Creep.im is a free XMPP/Jabber server in a jurisdiction of France, operated by an individual, running for use by a general public. The service is setup and operated with users' security and privacy in mind. Please not abuse it and use appropriately.
In-band registration is available, use your client app to register an account. Registration using this website is not available.
Due to its focus on privacy and ease of use, Creep.im is currently getting widely abused by spammers. Which led to its inclusion in spam lists.
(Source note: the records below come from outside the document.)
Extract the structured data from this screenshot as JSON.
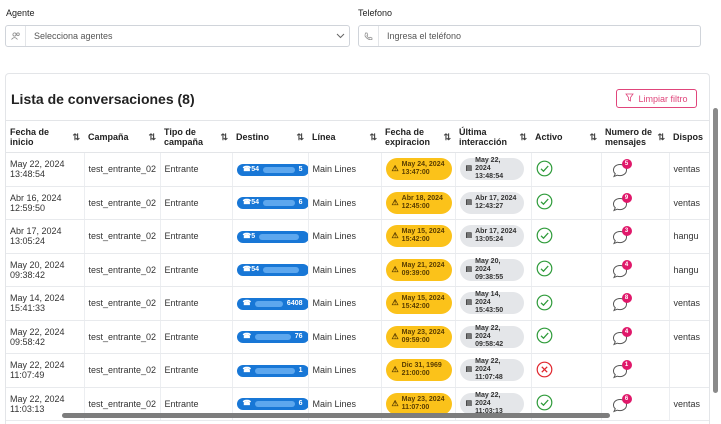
{
  "filters": {
    "agent_label": "Agente",
    "agent_placeholder": "Selecciona agentes",
    "phone_label": "Telefono",
    "phone_placeholder": "Ingresa el teléfono"
  },
  "list": {
    "title": "Lista de conversaciones (8)",
    "clear_filter_label": "Limpiar filtro"
  },
  "columns": [
    "Fecha de inicio",
    "Campaña",
    "Tipo de campaña",
    "Destino",
    "Línea",
    "Fecha de expiracion",
    "Última interacción",
    "Activo",
    "Numero de mensajes",
    "Dispos"
  ],
  "rows": [
    {
      "start": "May 22, 2024 13:48:54",
      "campaign": "test_entrante_02",
      "type": "Entrante",
      "dest": "54",
      "dest_end": "5",
      "line": "Main Lines",
      "exp": "May 24, 2024 13:47:00",
      "last": "May 22, 2024 13:48:54",
      "active": true,
      "msgs": "5",
      "disp": "ventas"
    },
    {
      "start": "Abr 16, 2024 12:59:50",
      "campaign": "test_entrante_02",
      "type": "Entrante",
      "dest": "54",
      "dest_end": "6",
      "line": "Main Lines",
      "exp": "Abr 18, 2024 12:45:00",
      "last": "Abr 17, 2024 12:43:27",
      "active": true,
      "msgs": "9",
      "disp": "ventas"
    },
    {
      "start": "Abr 17, 2024 13:05:24",
      "campaign": "test_entrante_02",
      "type": "Entrante",
      "dest": "5",
      "dest_end": "",
      "line": "Main Lines",
      "exp": "May 15, 2024 15:42:00",
      "last": "Abr 17, 2024 13:05:24",
      "active": true,
      "msgs": "3",
      "disp": "hangu"
    },
    {
      "start": "May 20, 2024 09:38:42",
      "campaign": "test_entrante_02",
      "type": "Entrante",
      "dest": "54",
      "dest_end": "",
      "line": "Main Lines",
      "exp": "May 21, 2024 09:39:00",
      "last": "May 20, 2024 09:38:55",
      "active": true,
      "msgs": "4",
      "disp": "hangu"
    },
    {
      "start": "May 14, 2024 15:41:33",
      "campaign": "test_entrante_02",
      "type": "Entrante",
      "dest": "",
      "dest_end": "6408",
      "line": "Main Lines",
      "exp": "May 15, 2024 15:42:00",
      "last": "May 14, 2024 15:43:50",
      "active": true,
      "msgs": "8",
      "disp": "ventas"
    },
    {
      "start": "May 22, 2024 09:58:42",
      "campaign": "test_entrante_02",
      "type": "Entrante",
      "dest": "",
      "dest_end": "76",
      "line": "Main Lines",
      "exp": "May 23, 2024 09:59:00",
      "last": "May 22, 2024 09:58:42",
      "active": true,
      "msgs": "4",
      "disp": "ventas"
    },
    {
      "start": "May 22, 2024 11:07:49",
      "campaign": "test_entrante_02",
      "type": "Entrante",
      "dest": "",
      "dest_end": "1",
      "line": "Main Lines",
      "exp": "Dic 31, 1969 21:00:00",
      "last": "May 22, 2024 11:07:48",
      "active": false,
      "msgs": "1",
      "disp": ""
    },
    {
      "start": "May 22, 2024 11:03:13",
      "campaign": "test_entrante_02",
      "type": "Entrante",
      "dest": "",
      "dest_end": "6",
      "line": "Main Lines",
      "exp": "May 23, 2024 11:07:00",
      "last": "May 22, 2024 11:03:13",
      "active": true,
      "msgs": "6",
      "disp": "ventas"
    }
  ],
  "colors": {
    "accent": "#e0457b",
    "phone": "#1877d6",
    "expiry": "#fbc21a",
    "active": "#2e9b3a",
    "inactive": "#e0262d",
    "badge": "#e0186a"
  },
  "icons": {
    "agent": "users-icon",
    "phone": "phone-icon",
    "clear": "filter-icon",
    "sort": "sort-icon",
    "active": "check-circle-icon",
    "inactive": "x-circle-icon",
    "messages": "chat-bubble-icon"
  }
}
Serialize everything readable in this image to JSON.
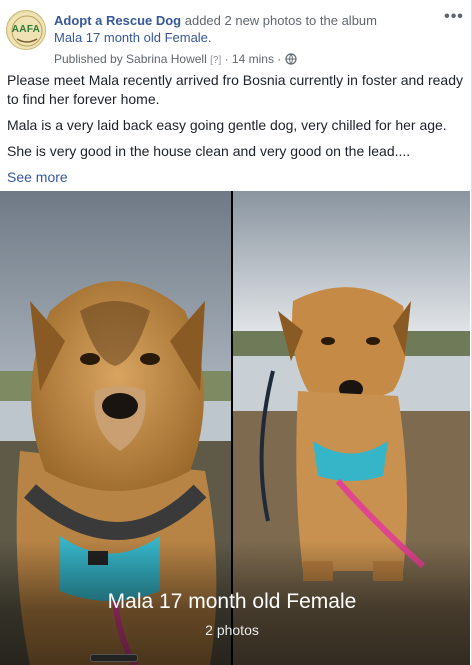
{
  "post": {
    "page_name": "Adopt a Rescue Dog",
    "action": " added 2 new photos to the album",
    "album_name": "Mala 17 month old Female.",
    "published_by": "Published by Sabrina Howell",
    "help_marker": "[?]",
    "time": "14 mins",
    "separator": "·",
    "more_icon": "more-options-icon",
    "privacy_icon": "globe-icon",
    "avatar_text": "AAFA",
    "paragraphs": [
      "Please meet Mala recently arrived fro Bosnia currently in foster and ready to find her forever home.",
      "Mala is a very laid back easy going gentle dog, very chilled for her age.",
      "She is very good in the house clean and very good on the lead...."
    ],
    "see_more": "See more"
  },
  "album": {
    "title": "Mala 17 month old Female",
    "count": "2 photos"
  },
  "colors": {
    "link": "#365899",
    "meta": "#606770",
    "text": "#1d2129",
    "harness": "#36b5c8",
    "leash": "#e0458f"
  }
}
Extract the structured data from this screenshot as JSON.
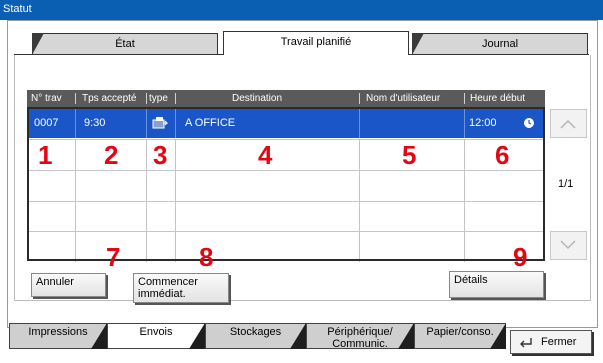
{
  "window_title": "Statut",
  "tabs_top": [
    "État",
    "Travail planifié",
    "Journal"
  ],
  "columns": [
    "N° trav",
    "Tps accepté",
    "type",
    "Destination",
    "Nom d'utilisateur",
    "Heure début"
  ],
  "selected_row": {
    "job_no": "0007",
    "accepted_time": "9:30",
    "type_icon": "fax-send-icon",
    "destination": "A OFFICE",
    "user": "",
    "start_time": "12:00",
    "start_icon": "clock-icon"
  },
  "callouts": [
    "1",
    "2",
    "3",
    "4",
    "5",
    "6",
    "7",
    "8",
    "9"
  ],
  "page_indicator": "1/1",
  "buttons": {
    "cancel": "Annuler",
    "start_now_line1": "Commencer",
    "start_now_line2": "immédiat.",
    "details": "Détails"
  },
  "bottom_tabs": [
    "Impressions",
    "Envois",
    "Stockages",
    "Périphérique/",
    "Communic.",
    "Papier/conso."
  ],
  "close_label": "Fermer",
  "colors": {
    "title_bar": "#0b5fb3",
    "selected_row": "#1a56c8",
    "callout": "#e30613"
  }
}
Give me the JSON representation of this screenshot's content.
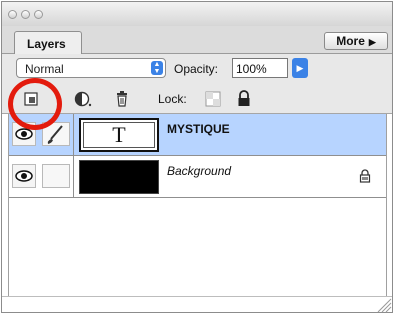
{
  "panel": {
    "tab_label": "Layers",
    "more_label": "More",
    "blend_mode": "Normal",
    "opacity_label": "Opacity:",
    "opacity_value": "100%",
    "lock_label": "Lock:"
  },
  "layers": [
    {
      "name": "MYSTIQUE",
      "thumbnail_text": "T",
      "selected": true,
      "locked": false
    },
    {
      "name": "Background",
      "thumbnail_text": "",
      "selected": false,
      "locked": true
    }
  ],
  "colors": {
    "selection": "#b7d4ff",
    "highlight_ring": "#e31b0d",
    "accent": "#3b82e6"
  },
  "icons": [
    "new-layer-icon",
    "adjustment-layer-icon",
    "trash-icon",
    "lock-transparent-icon",
    "lock-all-icon",
    "eye-icon",
    "brush-icon",
    "resize-grip-icon"
  ]
}
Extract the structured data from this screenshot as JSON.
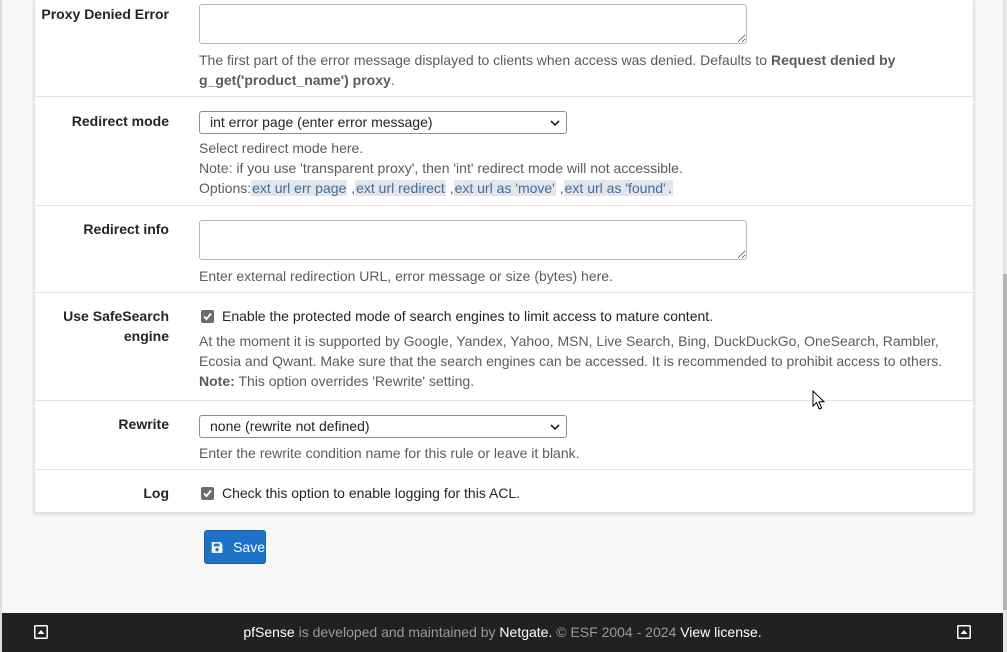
{
  "proxy_denied": {
    "label": "Proxy Denied Error",
    "value": "",
    "help_prefix": "The first part of the error message displayed to clients when access was denied. Defaults to ",
    "help_bold": "Request denied by g_get('product_name') proxy",
    "help_suffix": "."
  },
  "redirect_mode": {
    "label": "Redirect mode",
    "selected": "int error page (enter error message)",
    "help1": "Select redirect mode here.",
    "help2": "Note: if you use 'transparent proxy', then 'int' redirect mode will not accessible.",
    "options_prefix": "Options:",
    "options": [
      "ext url err page",
      "ext url redirect",
      "ext url as 'move'",
      "ext url as 'found'"
    ],
    "sep": ",",
    "end": "."
  },
  "redirect_info": {
    "label": "Redirect info",
    "value": "",
    "help": "Enter external redirection URL, error message or size (bytes) here."
  },
  "safesearch": {
    "label_line1": "Use SafeSearch",
    "label_line2": "engine",
    "checked": true,
    "check_label": "Enable the protected mode of search engines to limit access to mature content.",
    "help": "At the moment it is supported by Google, Yandex, Yahoo, MSN, Live Search, Bing, DuckDuckGo, OneSearch, Rambler, Ecosia and Qwant. Make sure that the search engines can be accessed. It is recommended to prohibit access to others.",
    "note_bold": "Note:",
    "note_text": " This option overrides 'Rewrite' setting."
  },
  "rewrite": {
    "label": "Rewrite",
    "selected": "none (rewrite not defined)",
    "help": "Enter the rewrite condition name for this rule or leave it blank."
  },
  "log": {
    "label": "Log",
    "checked": true,
    "check_label": "Check this option to enable logging for this ACL."
  },
  "save": {
    "label": "Save",
    "icon": "floppy-disk-icon",
    "color": "#1e73c9"
  },
  "footer": {
    "brand": "pfSense",
    "mid": " is developed and maintained by ",
    "company": "Netgate.",
    "copy": " © ESF 2004 - 2024 ",
    "license": "View license.",
    "icon": "scroll-up-icon",
    "background": "#212121"
  }
}
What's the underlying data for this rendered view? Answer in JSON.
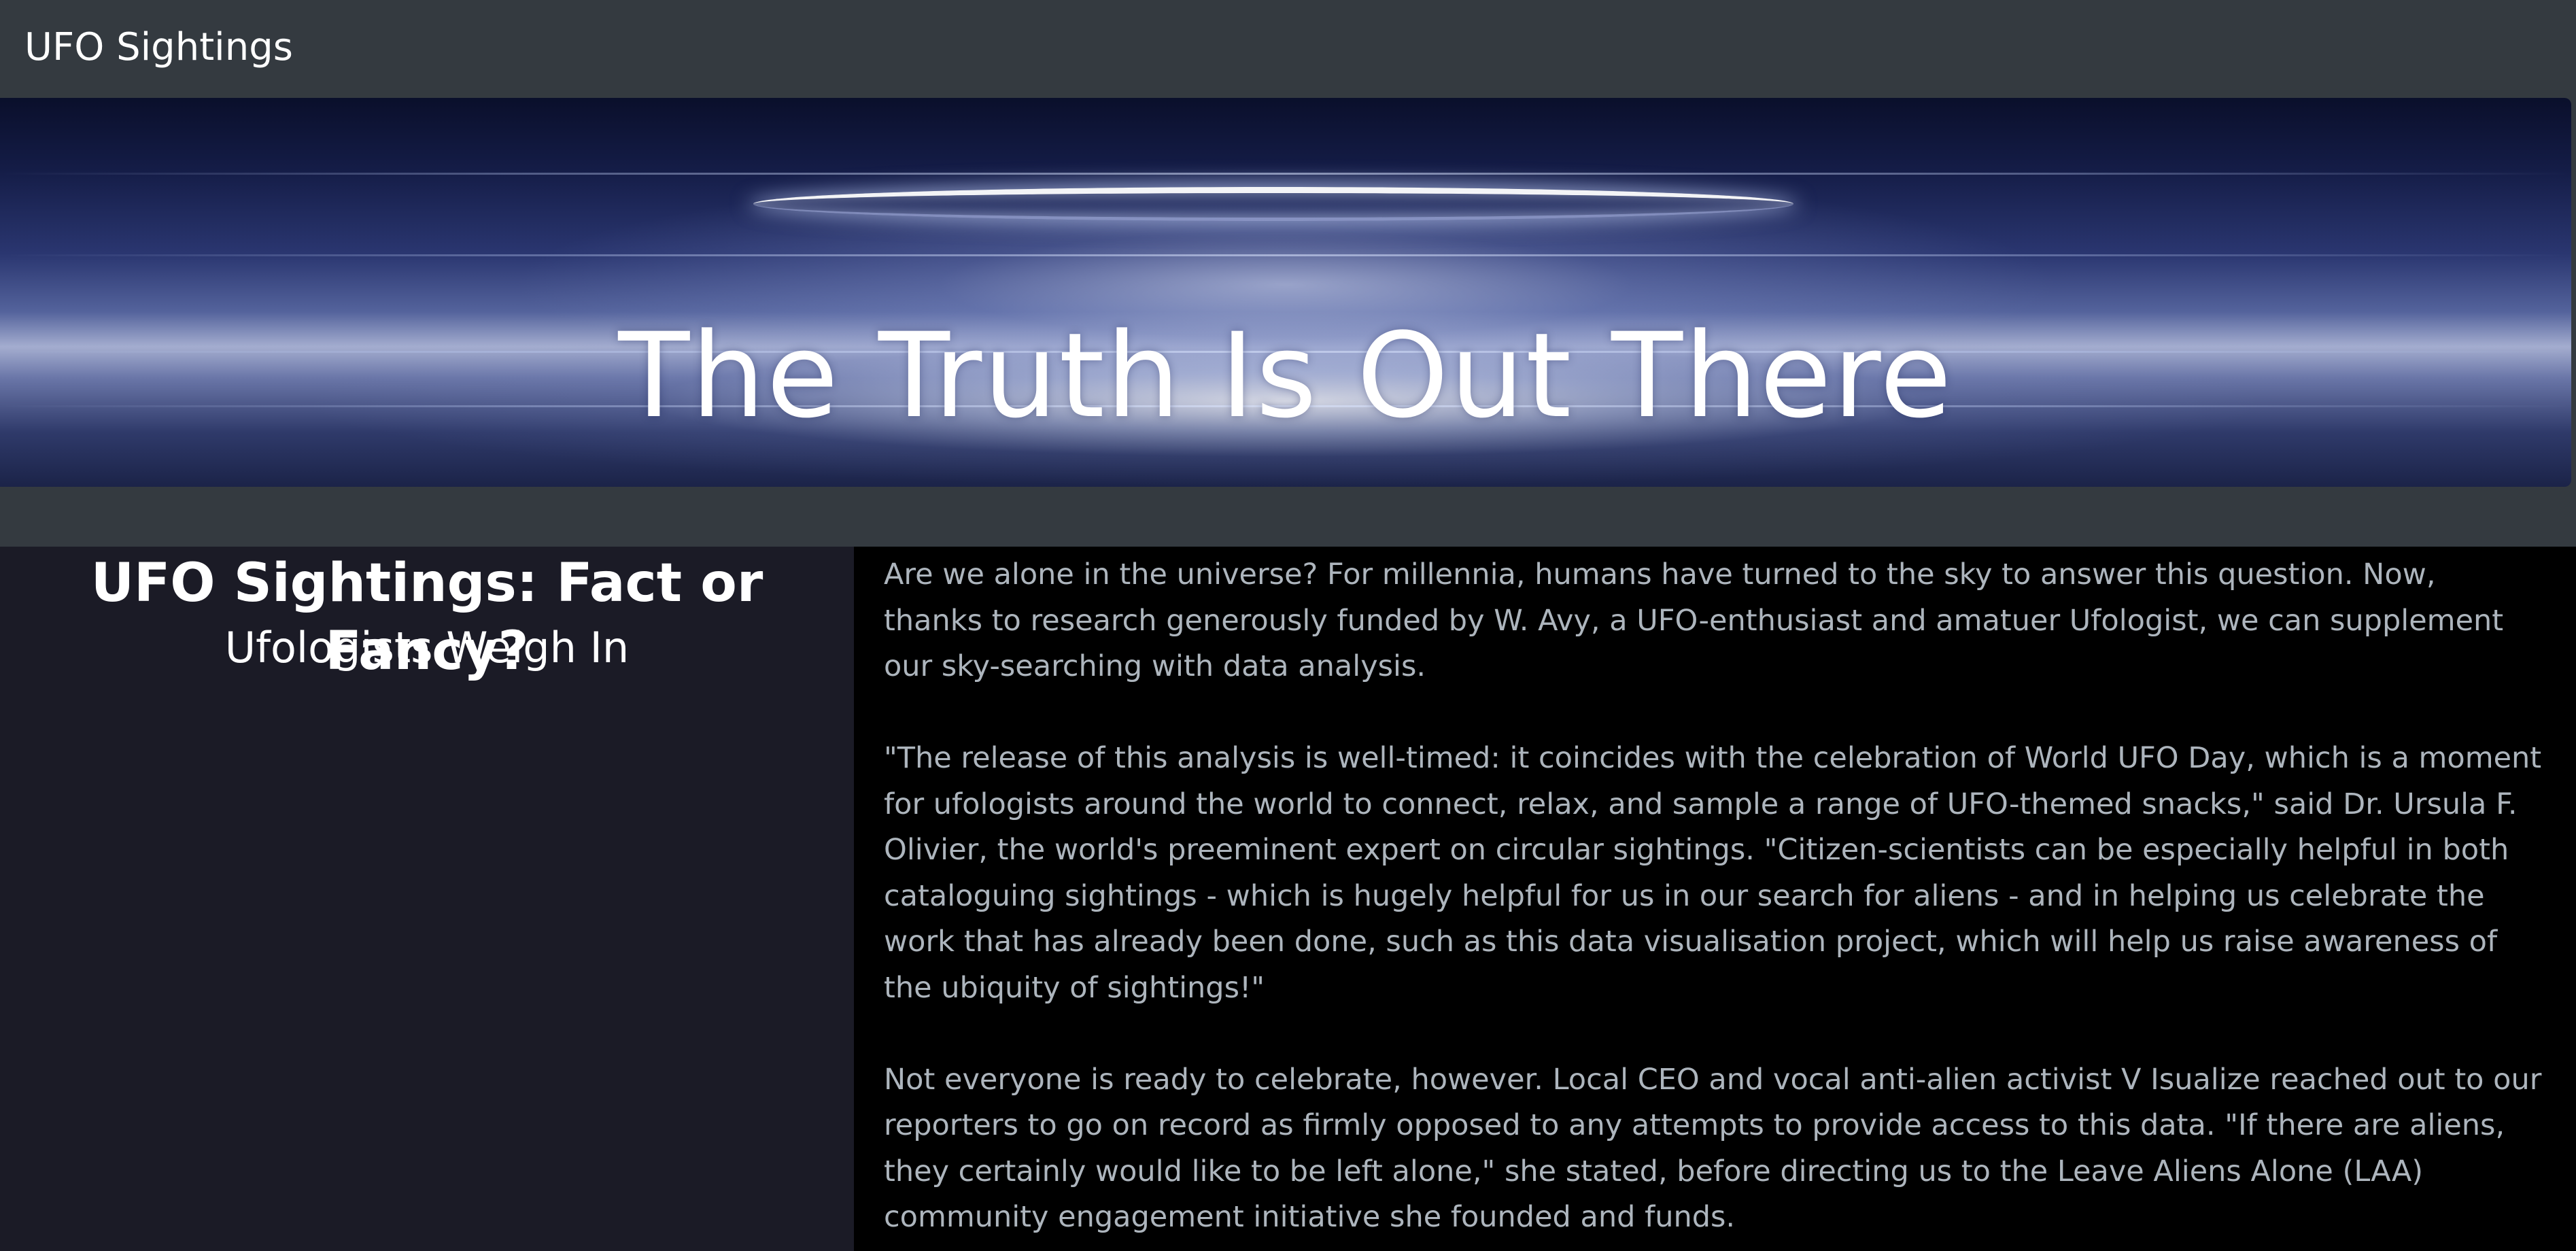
{
  "navbar": {
    "brand": "UFO Sightings"
  },
  "hero": {
    "title": "The Truth Is Out There"
  },
  "sidebar": {
    "title": "UFO Sightings: Fact or Fancy?",
    "subtitle": "Ufologists Weigh In"
  },
  "article": {
    "paragraphs": [
      "Are we alone in the universe? For millennia, humans have turned to the sky to answer this question. Now, thanks to research generously funded by W. Avy, a UFO-enthusiast and amatuer Ufologist, we can supplement our sky-searching with data analysis.",
      "\"The release of this analysis is well-timed: it coincides with the celebration of World UFO Day, which is a moment for ufologists around the world to connect, relax, and sample a range of UFO-themed snacks,\" said Dr. Ursula F. Olivier, the world's preeminent expert on circular sightings. \"Citizen-scientists can be especially helpful in both cataloguing sightings - which is hugely helpful for us in our search for aliens - and in helping us celebrate the work that has already been done, such as this data visualisation project, which will help us raise awareness of the ubiquity of sightings!\"",
      "Not everyone is ready to celebrate, however. Local CEO and vocal anti-alien activist V Isualize reached out to our reporters to go on record as firmly opposed to any attempts to provide access to this data. \"If there are aliens, they certainly would like to be left alone,\" she stated, before directing us to the Leave Aliens Alone (LAA) community engagement initiative she founded and funds."
    ]
  }
}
That means that communication with other servers is limited.
IPs are not logged.
In order to be able to communicate, you have to add the contact to your contact list first.
It is possible to link your Creep.im account to your email address and use the latter to reset your password if it will get forgotten or compromised. To do this, follow this link. Linked: 1017.
Creep.im has its own hidden service address in Tor: creep7nissfumwyx.onion. If you connect via Tor, use this address, since it will make you avoid exit nodes and stay inside anonymized Tor network. There is a guide how to setup your client to work with this hidden service.
Current certificate's SHA-1 fingerprint of Creep.im is ac:3b:7f:40:88:b0:5f:39:5a:aa:4e:4d:72:2e:0a:92:38:15:af:0e. If your client asks you to accept some other certificate, do not allow it, since this may be a malicious activity from some third party.
By default, user-to-user messages are not stored on the server. But keep in mind that some clients do this automatically by default. For a better privacy of your communications it is strongly advised to use OMEMO or Off-the-Record messaging, so your messages will be stored on the server in the encrypted form, unintelligible to any third party.
Since Creep.im strictly follows XSF standards, there is no interoperability with Google services.
Recommended desktop client: Gajim. On mobile, Conversations client for Android is recommended, since Creep.im is 100% XMPP compliant and supports all its features, including OMEMO end-to-end encryption.